DATA SUPPLIED Block Start

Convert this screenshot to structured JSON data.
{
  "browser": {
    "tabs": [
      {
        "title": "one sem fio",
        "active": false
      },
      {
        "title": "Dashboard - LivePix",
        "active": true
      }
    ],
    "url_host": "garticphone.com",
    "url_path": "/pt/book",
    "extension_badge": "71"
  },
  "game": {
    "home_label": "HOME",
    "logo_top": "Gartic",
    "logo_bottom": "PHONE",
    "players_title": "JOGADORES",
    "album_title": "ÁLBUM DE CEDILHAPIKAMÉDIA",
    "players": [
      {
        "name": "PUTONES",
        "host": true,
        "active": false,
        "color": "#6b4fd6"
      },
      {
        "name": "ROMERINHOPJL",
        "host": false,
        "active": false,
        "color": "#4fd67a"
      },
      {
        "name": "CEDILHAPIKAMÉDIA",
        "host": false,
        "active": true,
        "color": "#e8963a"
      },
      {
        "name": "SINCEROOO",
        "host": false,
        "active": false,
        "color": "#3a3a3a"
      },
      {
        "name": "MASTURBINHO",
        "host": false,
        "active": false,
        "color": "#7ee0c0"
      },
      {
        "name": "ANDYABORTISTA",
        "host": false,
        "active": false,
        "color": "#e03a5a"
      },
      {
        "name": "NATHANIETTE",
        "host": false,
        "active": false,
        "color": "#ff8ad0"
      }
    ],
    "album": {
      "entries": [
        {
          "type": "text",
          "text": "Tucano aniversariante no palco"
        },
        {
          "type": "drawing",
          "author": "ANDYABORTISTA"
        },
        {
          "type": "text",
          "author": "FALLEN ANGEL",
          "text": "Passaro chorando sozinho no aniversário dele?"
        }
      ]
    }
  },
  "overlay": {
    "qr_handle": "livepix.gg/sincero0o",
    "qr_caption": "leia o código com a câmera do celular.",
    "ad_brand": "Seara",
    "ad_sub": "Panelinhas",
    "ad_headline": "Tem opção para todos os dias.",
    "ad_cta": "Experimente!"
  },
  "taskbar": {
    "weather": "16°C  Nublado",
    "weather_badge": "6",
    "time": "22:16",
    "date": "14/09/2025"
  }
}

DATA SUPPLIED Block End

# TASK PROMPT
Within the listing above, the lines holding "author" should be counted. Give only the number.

# EXPECTED OUTPUT
2